| WHAT TO PRODUCE |
Within the data beneath, some lines may hold the word "placeholder". Give the number of those lines and nothing else.

-------- DATA PROVIDED

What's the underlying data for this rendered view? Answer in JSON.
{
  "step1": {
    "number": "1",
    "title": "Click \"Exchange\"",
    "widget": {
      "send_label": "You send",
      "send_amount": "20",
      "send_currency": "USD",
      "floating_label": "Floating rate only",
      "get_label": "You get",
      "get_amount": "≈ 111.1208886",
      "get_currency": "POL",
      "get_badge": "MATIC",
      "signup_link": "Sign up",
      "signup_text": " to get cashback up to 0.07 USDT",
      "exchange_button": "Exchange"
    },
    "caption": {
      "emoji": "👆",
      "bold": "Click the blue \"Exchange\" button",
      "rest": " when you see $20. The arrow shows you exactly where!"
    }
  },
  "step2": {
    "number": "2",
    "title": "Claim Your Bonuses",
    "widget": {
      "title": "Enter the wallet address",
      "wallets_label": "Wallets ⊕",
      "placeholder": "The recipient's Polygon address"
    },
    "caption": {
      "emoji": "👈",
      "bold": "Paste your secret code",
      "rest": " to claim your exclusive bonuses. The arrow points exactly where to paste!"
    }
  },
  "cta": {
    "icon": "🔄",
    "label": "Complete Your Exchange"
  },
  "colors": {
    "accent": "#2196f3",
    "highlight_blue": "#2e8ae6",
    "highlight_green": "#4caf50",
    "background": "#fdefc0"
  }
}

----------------
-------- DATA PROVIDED

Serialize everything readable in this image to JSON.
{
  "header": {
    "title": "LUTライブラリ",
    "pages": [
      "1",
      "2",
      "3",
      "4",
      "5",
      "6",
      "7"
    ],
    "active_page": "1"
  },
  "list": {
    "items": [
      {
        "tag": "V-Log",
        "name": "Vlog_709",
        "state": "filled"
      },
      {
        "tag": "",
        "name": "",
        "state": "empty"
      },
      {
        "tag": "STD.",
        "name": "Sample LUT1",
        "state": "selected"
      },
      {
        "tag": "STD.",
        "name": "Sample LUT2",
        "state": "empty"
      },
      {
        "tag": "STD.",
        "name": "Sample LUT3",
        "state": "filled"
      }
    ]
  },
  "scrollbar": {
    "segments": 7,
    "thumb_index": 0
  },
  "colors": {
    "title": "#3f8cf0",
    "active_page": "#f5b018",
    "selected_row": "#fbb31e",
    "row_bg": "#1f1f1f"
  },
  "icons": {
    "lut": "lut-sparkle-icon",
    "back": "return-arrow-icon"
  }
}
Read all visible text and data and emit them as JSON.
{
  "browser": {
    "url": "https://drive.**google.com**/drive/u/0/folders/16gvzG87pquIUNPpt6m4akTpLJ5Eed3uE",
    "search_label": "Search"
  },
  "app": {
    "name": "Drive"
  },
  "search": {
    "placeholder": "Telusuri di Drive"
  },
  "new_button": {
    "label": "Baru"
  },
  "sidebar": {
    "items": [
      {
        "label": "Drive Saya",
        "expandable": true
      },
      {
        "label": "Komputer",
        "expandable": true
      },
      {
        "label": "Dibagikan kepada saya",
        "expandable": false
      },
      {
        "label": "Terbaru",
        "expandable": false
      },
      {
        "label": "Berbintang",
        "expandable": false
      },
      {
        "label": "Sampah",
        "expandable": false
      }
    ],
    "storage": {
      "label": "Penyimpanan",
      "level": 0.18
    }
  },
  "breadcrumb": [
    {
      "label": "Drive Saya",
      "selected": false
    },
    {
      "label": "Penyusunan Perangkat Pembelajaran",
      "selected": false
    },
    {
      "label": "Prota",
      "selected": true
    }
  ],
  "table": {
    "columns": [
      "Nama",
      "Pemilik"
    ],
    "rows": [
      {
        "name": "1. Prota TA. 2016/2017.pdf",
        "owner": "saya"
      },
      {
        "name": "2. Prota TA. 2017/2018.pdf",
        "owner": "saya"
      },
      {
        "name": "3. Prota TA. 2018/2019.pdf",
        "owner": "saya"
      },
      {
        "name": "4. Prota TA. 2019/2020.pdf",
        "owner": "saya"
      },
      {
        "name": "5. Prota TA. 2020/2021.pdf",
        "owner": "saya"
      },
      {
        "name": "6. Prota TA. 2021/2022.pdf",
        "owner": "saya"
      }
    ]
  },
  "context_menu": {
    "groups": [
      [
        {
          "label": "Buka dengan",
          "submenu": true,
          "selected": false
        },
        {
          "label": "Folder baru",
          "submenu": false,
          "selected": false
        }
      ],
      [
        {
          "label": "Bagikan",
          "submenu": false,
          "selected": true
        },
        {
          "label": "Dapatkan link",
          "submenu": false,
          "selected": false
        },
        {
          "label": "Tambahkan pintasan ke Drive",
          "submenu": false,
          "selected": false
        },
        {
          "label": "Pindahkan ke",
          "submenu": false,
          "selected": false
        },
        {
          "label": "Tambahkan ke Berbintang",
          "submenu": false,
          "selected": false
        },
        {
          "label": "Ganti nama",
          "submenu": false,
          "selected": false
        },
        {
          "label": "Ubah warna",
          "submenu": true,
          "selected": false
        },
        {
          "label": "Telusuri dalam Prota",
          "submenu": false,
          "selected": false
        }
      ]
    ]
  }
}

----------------
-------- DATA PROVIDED

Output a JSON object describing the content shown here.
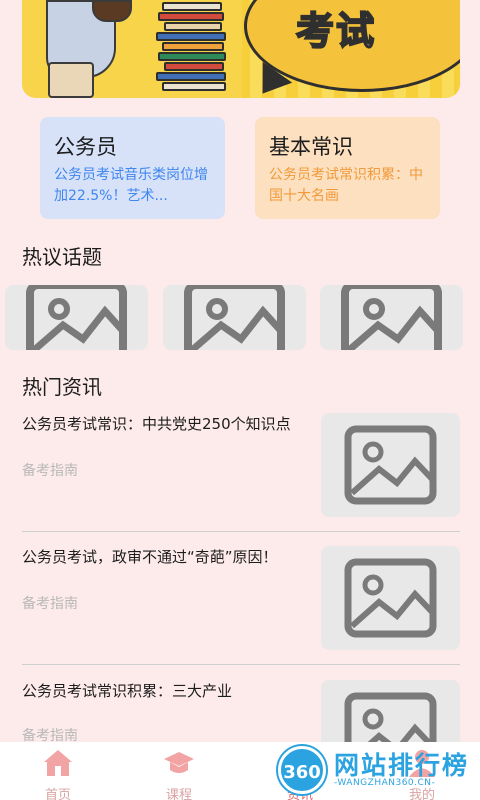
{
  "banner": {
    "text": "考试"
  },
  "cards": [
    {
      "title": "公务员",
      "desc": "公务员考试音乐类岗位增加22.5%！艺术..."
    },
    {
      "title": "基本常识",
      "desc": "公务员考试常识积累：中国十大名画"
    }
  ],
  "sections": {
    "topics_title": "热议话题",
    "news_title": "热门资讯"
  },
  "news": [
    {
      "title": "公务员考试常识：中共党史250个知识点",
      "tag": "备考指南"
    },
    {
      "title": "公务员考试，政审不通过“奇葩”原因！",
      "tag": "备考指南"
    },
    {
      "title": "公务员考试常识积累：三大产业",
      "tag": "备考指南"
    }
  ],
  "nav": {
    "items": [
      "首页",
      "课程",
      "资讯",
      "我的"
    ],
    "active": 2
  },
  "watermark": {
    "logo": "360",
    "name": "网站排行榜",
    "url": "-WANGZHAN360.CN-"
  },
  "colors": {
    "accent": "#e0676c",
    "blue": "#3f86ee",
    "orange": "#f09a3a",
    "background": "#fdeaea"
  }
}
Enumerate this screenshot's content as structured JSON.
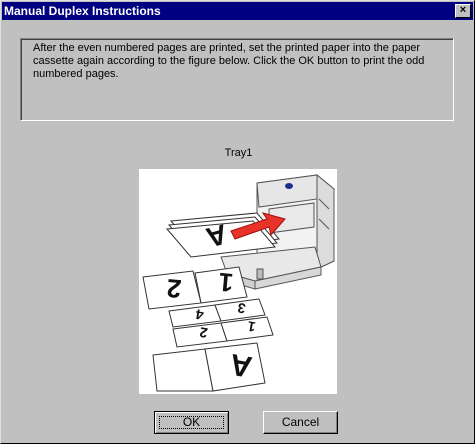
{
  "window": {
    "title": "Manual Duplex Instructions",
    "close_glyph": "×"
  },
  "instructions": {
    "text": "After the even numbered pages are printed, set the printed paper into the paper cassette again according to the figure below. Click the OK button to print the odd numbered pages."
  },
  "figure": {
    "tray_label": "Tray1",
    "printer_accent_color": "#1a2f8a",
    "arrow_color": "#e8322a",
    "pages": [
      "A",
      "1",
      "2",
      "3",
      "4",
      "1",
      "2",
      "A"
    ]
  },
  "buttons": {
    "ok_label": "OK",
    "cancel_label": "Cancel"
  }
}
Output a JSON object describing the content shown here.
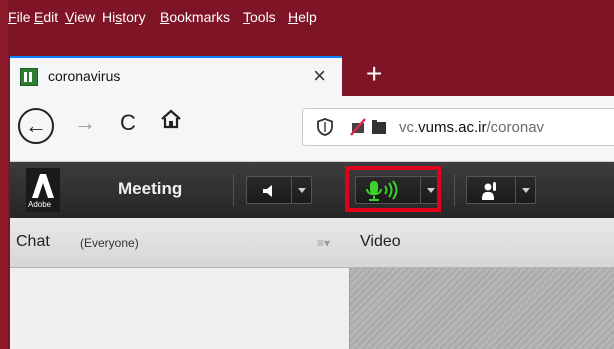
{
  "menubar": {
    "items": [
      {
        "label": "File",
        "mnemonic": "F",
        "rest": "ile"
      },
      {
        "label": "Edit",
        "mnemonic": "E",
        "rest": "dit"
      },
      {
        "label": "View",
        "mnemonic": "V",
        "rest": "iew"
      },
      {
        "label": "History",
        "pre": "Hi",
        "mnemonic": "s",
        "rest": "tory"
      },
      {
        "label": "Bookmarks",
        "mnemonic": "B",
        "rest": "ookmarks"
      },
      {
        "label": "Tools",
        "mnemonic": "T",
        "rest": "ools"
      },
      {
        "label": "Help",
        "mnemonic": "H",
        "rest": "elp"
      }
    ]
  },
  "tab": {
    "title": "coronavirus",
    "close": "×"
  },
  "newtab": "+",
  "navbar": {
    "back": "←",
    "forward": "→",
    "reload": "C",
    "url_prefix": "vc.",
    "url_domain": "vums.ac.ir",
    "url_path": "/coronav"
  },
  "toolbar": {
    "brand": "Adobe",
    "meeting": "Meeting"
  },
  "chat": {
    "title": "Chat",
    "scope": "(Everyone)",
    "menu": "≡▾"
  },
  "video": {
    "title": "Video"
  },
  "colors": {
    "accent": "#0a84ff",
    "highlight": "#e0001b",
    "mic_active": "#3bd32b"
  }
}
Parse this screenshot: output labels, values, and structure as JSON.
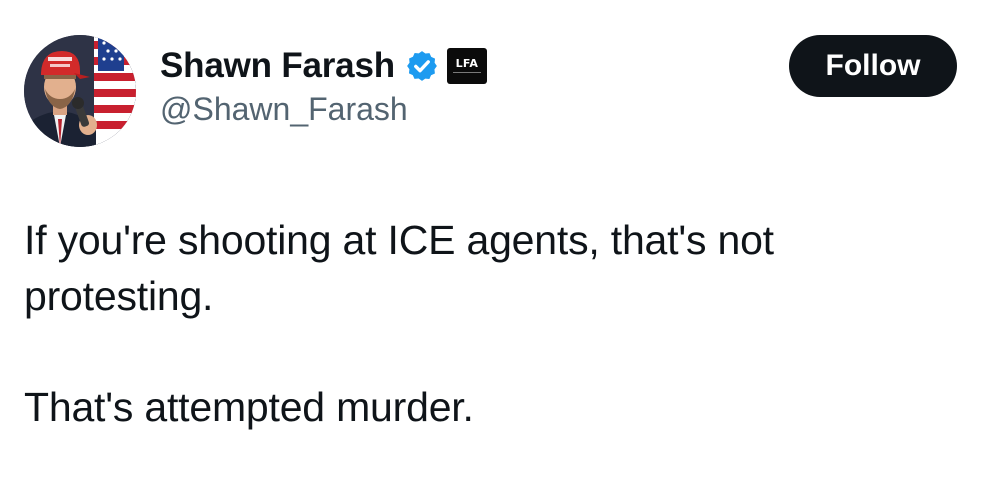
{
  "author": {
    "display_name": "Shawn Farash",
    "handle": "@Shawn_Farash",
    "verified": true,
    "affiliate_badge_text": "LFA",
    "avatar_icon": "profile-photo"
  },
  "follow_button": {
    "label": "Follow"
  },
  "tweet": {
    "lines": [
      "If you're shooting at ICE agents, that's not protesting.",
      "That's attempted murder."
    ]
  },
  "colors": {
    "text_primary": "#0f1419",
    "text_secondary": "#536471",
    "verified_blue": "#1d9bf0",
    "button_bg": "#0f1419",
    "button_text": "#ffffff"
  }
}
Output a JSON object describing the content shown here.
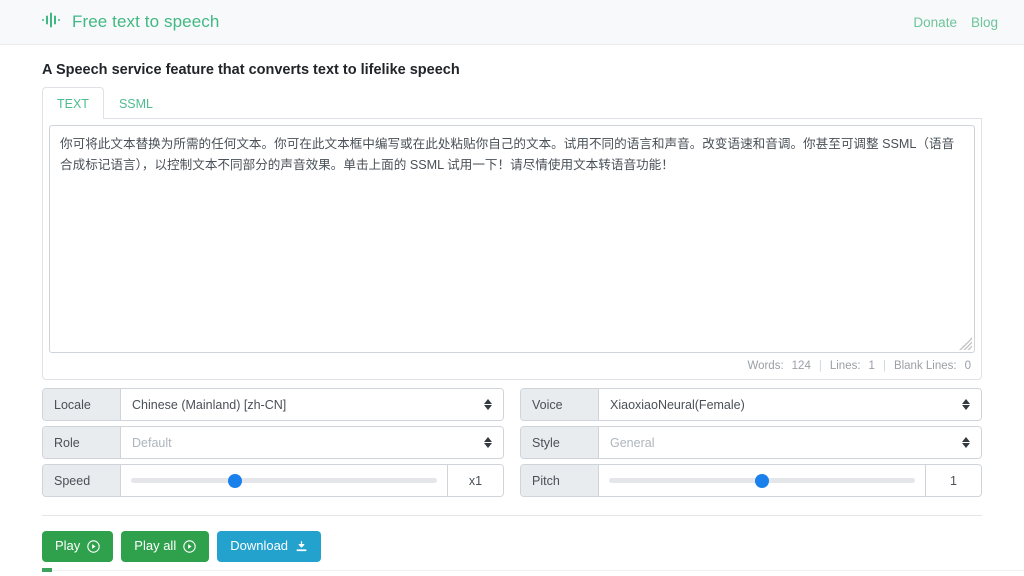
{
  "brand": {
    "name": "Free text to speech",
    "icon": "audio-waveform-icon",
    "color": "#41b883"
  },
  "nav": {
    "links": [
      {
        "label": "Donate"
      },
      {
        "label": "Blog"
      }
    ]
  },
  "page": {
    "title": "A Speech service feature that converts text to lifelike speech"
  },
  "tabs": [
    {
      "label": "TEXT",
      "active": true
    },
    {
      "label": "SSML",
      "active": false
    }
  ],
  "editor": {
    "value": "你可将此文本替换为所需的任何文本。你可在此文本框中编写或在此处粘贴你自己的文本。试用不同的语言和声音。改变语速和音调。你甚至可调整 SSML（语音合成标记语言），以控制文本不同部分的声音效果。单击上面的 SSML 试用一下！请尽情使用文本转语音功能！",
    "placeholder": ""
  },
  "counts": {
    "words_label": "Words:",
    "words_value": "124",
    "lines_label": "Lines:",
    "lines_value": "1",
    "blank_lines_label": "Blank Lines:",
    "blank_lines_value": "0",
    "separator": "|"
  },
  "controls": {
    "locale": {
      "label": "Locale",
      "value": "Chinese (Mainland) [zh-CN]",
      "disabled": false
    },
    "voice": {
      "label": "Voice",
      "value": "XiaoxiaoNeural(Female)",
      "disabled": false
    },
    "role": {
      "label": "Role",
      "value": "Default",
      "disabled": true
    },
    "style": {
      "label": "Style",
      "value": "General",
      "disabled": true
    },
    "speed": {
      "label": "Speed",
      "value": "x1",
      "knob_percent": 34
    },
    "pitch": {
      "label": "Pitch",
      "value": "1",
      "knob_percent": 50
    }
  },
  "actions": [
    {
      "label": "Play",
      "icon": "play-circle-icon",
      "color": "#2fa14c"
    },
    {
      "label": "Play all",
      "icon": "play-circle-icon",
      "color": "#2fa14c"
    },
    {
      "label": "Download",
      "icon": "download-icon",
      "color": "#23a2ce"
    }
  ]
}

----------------

| COMPLETED TASK |
3